There is one thing that you can "see" when you have a surface embedded in $R^3$. Namelly, the moduli space of conformal (complex) structures on a surface of genus $g$, $g>0$ is non-compact. If you take in $R^3$ a surface that has a very long cylinder inside of it, such that the circle generated by it on the surface is not contractible, then in the moduli space of complex curves you get a point "close to its boundary". The longer the cylinder close you get to the boundary. En example will be a long and thin torus.
Considering such pictures you will be able to viualise at least points of the moduli space that are the most close to the boundary in the case of arbirtary genus.
Over thing you could destinguish are complex curves that admit an anti-holomorphic involution - just take a surface in $R^3$ symmetric with respect the $x,y$ plane.
As for small deformation of the sphere, unfotrunatelly I don't think it will be any easier to "see" that it is the same as on any other sphere. You will need PDE to prove it. Even to prove that it has a holomorphic sturcture you will need to know that for any metric on a 2-dimesnional surface you have local isotermal coordinates, where it looks as $f(x,y)(dx^2+dy^2)$f(x,y)(dx^2+dy^2)$.
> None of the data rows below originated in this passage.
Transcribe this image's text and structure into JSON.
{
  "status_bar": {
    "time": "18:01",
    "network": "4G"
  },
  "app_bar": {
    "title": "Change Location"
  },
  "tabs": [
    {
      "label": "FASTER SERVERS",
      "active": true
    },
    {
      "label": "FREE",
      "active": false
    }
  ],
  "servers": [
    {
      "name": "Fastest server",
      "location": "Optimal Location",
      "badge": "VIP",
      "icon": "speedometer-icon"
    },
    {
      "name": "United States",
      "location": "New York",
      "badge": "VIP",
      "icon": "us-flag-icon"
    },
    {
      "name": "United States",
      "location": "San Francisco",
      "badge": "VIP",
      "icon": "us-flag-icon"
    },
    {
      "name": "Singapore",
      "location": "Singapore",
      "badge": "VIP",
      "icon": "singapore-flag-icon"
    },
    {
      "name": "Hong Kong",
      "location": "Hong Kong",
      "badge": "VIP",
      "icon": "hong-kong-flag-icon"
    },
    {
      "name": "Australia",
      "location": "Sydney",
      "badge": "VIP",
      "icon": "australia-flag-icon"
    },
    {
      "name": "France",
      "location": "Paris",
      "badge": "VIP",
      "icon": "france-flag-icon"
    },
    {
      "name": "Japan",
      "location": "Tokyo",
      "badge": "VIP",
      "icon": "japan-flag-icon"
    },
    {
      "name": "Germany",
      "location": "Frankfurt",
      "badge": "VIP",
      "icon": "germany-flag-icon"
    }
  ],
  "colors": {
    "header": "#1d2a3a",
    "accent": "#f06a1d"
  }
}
By Pogorelov's theorem every sphere with positive Gauss curvature can be emdedded isometrically in R^3. So a sphere close to a unite sphere is just a sphere whose curvature is approximatively 1. Knowing this does not make it any easier for you to know that the conformal structure on this sphere is standard, according to what I understand.